Friday, March 9, 2012
Yesterday was a tantalizing taste of what is to come. As I opened the stall doors to let the horses out this morning, it was at least 20 degrees colder than when I closed them last night. The wind is blowing, which makes it seem like March again. As I brushed the great globs of horsehair off of Silk and Siete yesterday, the sun was beating down on us warming our bones. A sweet bird was singing its heart out, and I gathered all that soft fluff and dropped it at the base of the tree so our little feathered friend would have some good material for her nest.
The daffodils are peeking up, and I’ve become very protective of them this year. Stella is used to racing across our barren flowerbeds in wild pursuit of tennis balls. Suddenly, I won’t let her since I’ve realized that all my flowers are going to be trampled and crushed by those big puppy paws. This is the seventh year that I’ve watched our front lawn joyously explode with white daffodils – a hybrid developed by the grandfather of the lady who used to live here. They come up a bit later than the traditional yellow harbingers of Spring, but are so delicate and bloom longer. It’s as exciting to see them as it is to pick our wild raspberries in July. So, I feel a sense of celebration that we’ve made it through another winter, and all the pleasures that warm weather brings are ahead of us.

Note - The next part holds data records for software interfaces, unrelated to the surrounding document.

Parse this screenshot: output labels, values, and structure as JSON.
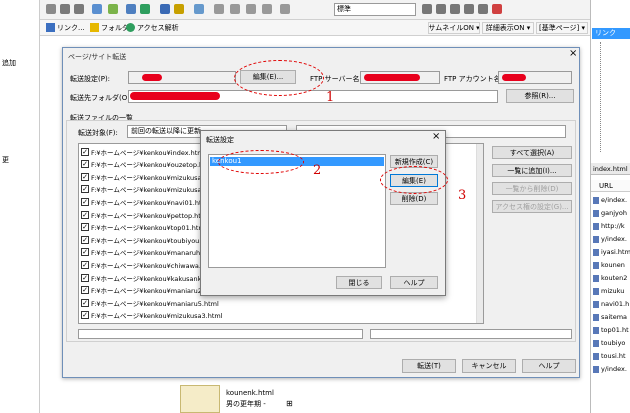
{
  "toolbar": {
    "link_label": "リンク...",
    "folder_label": "フォルダ",
    "access_label": "アクセス解析",
    "style_label": "標準",
    "thumb_label": "サムネイルON ▾",
    "detail_label": "詳細表示ON ▾",
    "base_label": "[基準ページ] ▾"
  },
  "left_fragments": {
    "a": "追加",
    "b": "更"
  },
  "dialog": {
    "title": "ページ/サイト転送",
    "transfer_setting_label": "転送設定(P):",
    "edit_button": "編集(E)...",
    "ftp_server_label": "FTP サーバー名",
    "ftp_account_label": "FTP アカウント名",
    "dest_folder_label": "転送先フォルダ(O)",
    "ref_button": "参照(R)...",
    "file_list_group": "転送ファイルの一覧",
    "target_label": "転送対象(F):",
    "target_value": "前回の転送以降に更新",
    "files": [
      "F:¥ホームページ¥kenkou¥index.html",
      "F:¥ホームページ¥kenkou¥ouzetop.html",
      "F:¥ホームページ¥kenkou¥mizukusa.html",
      "F:¥ホームページ¥kenkou¥mizukusa2.html",
      "F:¥ホームページ¥kenkou¥navi01.html",
      "F:¥ホームページ¥kenkou¥pettop.html",
      "F:¥ホームページ¥kenkou¥top01.html",
      "F:¥ホームページ¥kenkou¥toubiyou.html",
      "F:¥ホームページ¥kenkou¥manaruh.html",
      "F:¥ホームページ¥kenkou¥chiwawa.html",
      "F:¥ホームページ¥kenkou¥kakusank.html",
      "F:¥ホームページ¥kenkou¥maniaru2.html",
      "F:¥ホームページ¥kenkou¥maniaru5.html",
      "F:¥ホームページ¥kenkou¥mizukusa3.html"
    ],
    "select_all_button": "すべて選択(A)",
    "add_list_button": "一覧に追加(I)...",
    "remove_list_button": "一覧から削除(D)",
    "gen_button": "アクセス権の設定(G)...",
    "transfer_button": "転送(T)",
    "cancel_button": "キャンセル",
    "help_button": "ヘルプ"
  },
  "subdialog": {
    "title": "転送設定",
    "close_x": "×",
    "list_item": "kenkou1",
    "new_button": "新規作成(C)",
    "edit_button": "編集(E)",
    "delete_button": "削除(D)",
    "close_button": "閉じる",
    "help_button": "ヘルプ"
  },
  "annotations": {
    "n1": "1",
    "n2": "2",
    "n3": "3"
  },
  "right_panel": {
    "top_tab": "リンク",
    "panel_title": "index.html",
    "url_header": "URL",
    "urls": [
      "e/index.",
      "ganjyoh",
      "http://k",
      "y/index.",
      "iyasi.htm",
      "kounen",
      "kouten2",
      "mizuku",
      "navi01.h",
      "saitema",
      "top01.ht",
      "toubiyo",
      "tousi.ht",
      "y/index."
    ]
  },
  "bottom": {
    "thumb_file": "kounenk.html",
    "thumb_caption": "男の更年期 -",
    "plus": "⊞"
  },
  "colors": {
    "accent": "#e8001c",
    "selection": "#3399ff",
    "dialog_bg": "#f0f0f0"
  }
}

By Sunday, the temps will be back up in the 60’s, and I can put my chair back into the pasture to sit with Silk and Siete and begin practicing “the Waterhole Rituals” again. This summer, I am determined to start dancing with my horses. For the first time in my life, I have a strong sense of enjoyment of the cycles of the seasons in this beautiful place we call home. We’ve been here long enough to sink some roots, and I don’t see us going anywhere for a while. With each season, there are certain rituals and gifts that are now familiar, giving me a good sense of happy anticipation when I wake up each morning and come out to feed the horses.

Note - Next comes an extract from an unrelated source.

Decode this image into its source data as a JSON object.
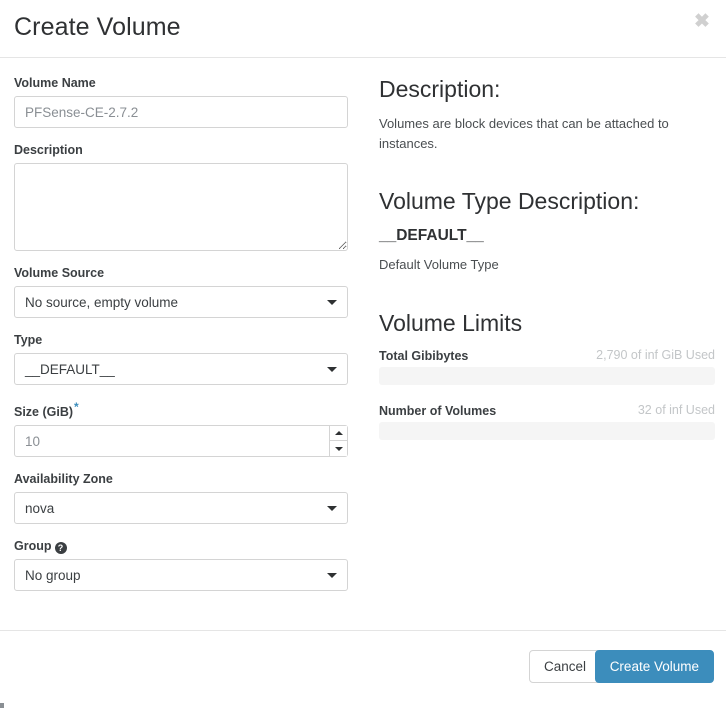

Why I Wake Early
Hello, sun in my face.
Hello, you who made the morning
and spread it over the fields
and into the faces of the tulips
and the nodding morning glories,
and into the windows of, even, the
miserable and the crotchety –
best preacher that ever was,
dear star, that just happens
to be where you are in the universe
to keep us from ever-darkness,
to ease us with warm touching,
to hold us in the great hands of light –
good morning, good morning, good morning.
Watch, now, how I start the day
in happiness, in kindness.
~ Mary Oliver ~